Are you feeling exhausted by your fitness business because no one can do things as well as you? If you were to take a vacation would your whole business fall apart? If this is true, then you own a job, not a business. You likely want the freedom that comes with having your own successful business.

According to the SBA, 400,000 small businesses fail each year. A recent publication by Results Fitness noted that 16 out of 17 gyms fail. The reason they fail is a lack of business systems. SYSTEM stands for Save YourSelf Time Energy and Money. Franchises have this figured out which is why there is a 95% success rate with franchises as opposed to a 50% failure rate with independent businesses. Here are a few of the systems you will need to have in place before you open your own business.

Understand the importance of the right name for your business
One of the first things you will have to understand about your business is how to name your business. The name of your business will have to do two things. First it should tell your customer what it is that you do. The name of our fitness center in Elmira, New York is Journey Fitness because we want people to know that our business is a place where they can take their fitness journey. The name of Alwyn and Rachel Cosgrove's fitness center in Santa Clarita CA is "Results Fitness" so that people know that their business produces fitness results.

The second thing the name of your business should do is avoid being personalized.

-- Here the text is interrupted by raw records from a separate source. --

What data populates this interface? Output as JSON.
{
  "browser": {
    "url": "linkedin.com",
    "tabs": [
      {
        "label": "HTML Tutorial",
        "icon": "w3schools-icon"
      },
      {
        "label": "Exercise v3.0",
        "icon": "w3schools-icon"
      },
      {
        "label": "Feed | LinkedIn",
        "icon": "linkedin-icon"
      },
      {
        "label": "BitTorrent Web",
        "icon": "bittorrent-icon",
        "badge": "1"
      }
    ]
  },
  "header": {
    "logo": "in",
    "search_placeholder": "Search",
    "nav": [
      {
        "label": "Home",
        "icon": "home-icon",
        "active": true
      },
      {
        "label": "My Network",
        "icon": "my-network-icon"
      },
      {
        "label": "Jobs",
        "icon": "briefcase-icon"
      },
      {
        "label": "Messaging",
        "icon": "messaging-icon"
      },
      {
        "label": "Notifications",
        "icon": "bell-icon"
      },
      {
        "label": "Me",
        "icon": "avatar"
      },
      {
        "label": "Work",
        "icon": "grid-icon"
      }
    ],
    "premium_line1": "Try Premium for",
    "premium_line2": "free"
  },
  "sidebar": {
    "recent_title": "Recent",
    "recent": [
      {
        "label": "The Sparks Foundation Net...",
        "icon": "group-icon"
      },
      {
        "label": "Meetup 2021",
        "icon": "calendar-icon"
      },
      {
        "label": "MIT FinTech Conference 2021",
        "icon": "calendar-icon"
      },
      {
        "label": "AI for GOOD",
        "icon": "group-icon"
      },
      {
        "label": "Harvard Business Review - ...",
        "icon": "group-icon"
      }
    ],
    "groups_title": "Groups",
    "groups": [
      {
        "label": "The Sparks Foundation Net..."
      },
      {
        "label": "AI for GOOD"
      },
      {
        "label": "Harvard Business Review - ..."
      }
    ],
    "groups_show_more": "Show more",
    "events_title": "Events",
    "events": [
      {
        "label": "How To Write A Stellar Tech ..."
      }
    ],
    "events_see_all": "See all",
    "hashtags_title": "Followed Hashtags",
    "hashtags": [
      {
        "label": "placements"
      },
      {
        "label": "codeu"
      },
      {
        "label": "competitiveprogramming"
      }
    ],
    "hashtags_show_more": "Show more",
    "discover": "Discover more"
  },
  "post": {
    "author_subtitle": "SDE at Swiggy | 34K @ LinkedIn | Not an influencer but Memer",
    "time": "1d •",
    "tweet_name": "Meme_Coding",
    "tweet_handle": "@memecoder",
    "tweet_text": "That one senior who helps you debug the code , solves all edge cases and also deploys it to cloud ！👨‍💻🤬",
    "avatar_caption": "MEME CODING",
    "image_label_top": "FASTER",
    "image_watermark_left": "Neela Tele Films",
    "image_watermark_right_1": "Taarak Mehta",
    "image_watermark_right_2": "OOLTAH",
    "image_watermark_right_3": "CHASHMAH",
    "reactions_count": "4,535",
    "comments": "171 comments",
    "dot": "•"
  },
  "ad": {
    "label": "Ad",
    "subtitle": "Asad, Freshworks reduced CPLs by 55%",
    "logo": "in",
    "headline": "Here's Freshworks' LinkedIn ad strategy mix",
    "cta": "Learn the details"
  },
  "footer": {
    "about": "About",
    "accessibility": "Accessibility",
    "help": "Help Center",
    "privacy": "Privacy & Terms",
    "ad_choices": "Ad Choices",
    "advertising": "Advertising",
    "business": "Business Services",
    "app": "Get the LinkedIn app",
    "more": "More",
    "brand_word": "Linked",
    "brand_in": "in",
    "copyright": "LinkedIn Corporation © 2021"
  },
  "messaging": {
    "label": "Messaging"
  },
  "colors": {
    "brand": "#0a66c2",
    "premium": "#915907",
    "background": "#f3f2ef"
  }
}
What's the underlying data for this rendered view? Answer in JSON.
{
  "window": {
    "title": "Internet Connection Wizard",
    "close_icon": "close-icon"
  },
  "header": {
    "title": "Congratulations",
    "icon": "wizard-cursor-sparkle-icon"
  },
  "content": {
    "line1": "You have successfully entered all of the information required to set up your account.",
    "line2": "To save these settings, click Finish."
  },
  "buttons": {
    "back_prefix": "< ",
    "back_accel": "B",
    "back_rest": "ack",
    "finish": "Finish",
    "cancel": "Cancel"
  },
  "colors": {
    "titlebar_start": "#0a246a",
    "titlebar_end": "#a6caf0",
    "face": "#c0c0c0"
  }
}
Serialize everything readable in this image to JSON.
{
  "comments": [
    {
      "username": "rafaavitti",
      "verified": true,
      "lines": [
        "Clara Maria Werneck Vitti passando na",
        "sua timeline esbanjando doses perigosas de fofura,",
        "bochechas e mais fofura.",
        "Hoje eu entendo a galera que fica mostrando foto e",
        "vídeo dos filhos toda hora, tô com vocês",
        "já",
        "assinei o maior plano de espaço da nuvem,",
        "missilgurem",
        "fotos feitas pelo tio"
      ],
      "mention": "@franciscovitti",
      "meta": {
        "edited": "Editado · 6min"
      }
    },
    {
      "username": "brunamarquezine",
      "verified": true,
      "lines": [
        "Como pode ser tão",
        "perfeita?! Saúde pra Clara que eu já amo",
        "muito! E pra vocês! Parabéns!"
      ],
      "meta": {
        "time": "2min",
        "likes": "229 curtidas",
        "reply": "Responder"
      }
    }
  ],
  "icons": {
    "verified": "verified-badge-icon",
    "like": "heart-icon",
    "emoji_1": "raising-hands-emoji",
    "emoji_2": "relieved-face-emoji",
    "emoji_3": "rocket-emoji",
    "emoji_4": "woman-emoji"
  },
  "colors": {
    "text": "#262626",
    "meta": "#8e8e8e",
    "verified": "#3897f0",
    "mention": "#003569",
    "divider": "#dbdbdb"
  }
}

While it is nice to see your name on a sign and sometimes even helpful to a degree when you have built a great reputation in the area, it can be counterproductive in the long run. If, for example, your business is called "John's Fitness," then customers will join with the expectation they can train with you and they will think that they are getting second-rate training when they train with someone else. This is problematic when you become too busy or when you want to open a second location.

Decide what product your business sells
The next step is that you must figure out is what product your business sells. You may be thinking you are going to sell gym memberships, personal training or both but you are going to have to go much deeper than that. Personal training and gym memberships are just the commodities your business sells. The McDonald's business provides reliable service is 60 seconds or less. To the people who come to McDonald's, service is more important than the quality of the burger. So what will you sell? Sports performance? Weight loss? In what consistent, reliable manner will you sell it every time? The top two reasons people leave gyms are because of a lack of results and a lack of cleanliness. So at Journey Fitness, the product we sell is fast weight loss results in a clean, fun environment. The commodity that people buy from us most often is group personal training packaged with nutritional counseling.

Figure out who you will sell to and why they will buy from you
Understand your demographics by starting with looking at the 12-20 minute drive-time radius of your business and then focus on the psychographics of your area – understanding why they will buy your product. Customers buy when they perceive value from a business they can trust.

One of the top ways to convey value and build trust with your customers is through the use of testimonial advertisement. Your potential customer has two questions that need to be answered, "Will I fit in?" and "Will I get results?" If you use testimonial advertisement from an actual customer and not a fitness model then the ad will answer both of these questions.

Plan your marketing strategy

After you know what you are selling and to whom, there are over 17 ways to market, some more effective than others and some being a "must" such as Facebook and a website. As in all areas of your business I suggest having a systematical, mathematical approach to marketing. Cap your marketing budget at 10% of your gross monthly revenue. Also analyze the marketing that you need to do by how many sales you need to get. For example, a 3,000 square foot personal training center will need to sign up three members per week. That means based upon an industry standard of a 60% conversion rate you will need 10 inquiries per week converted to 6 appointments per week that will then be converted to 3.6 sales.

Write your operations manual
Finally before your business opens it is essential that you have an operations manual. Every successful franchise business has an operations manual but most independent businesses do not. Everything that your business does from the marketing we just described, to the way you answer your phone, your sales process, your intake process, your member tracking process, the way your sessions are conducted and even how you keep your business clean must be spelled out in an operations manual and communicated to your staff on a regular basis so that the product your business sells is delivered the same way every time.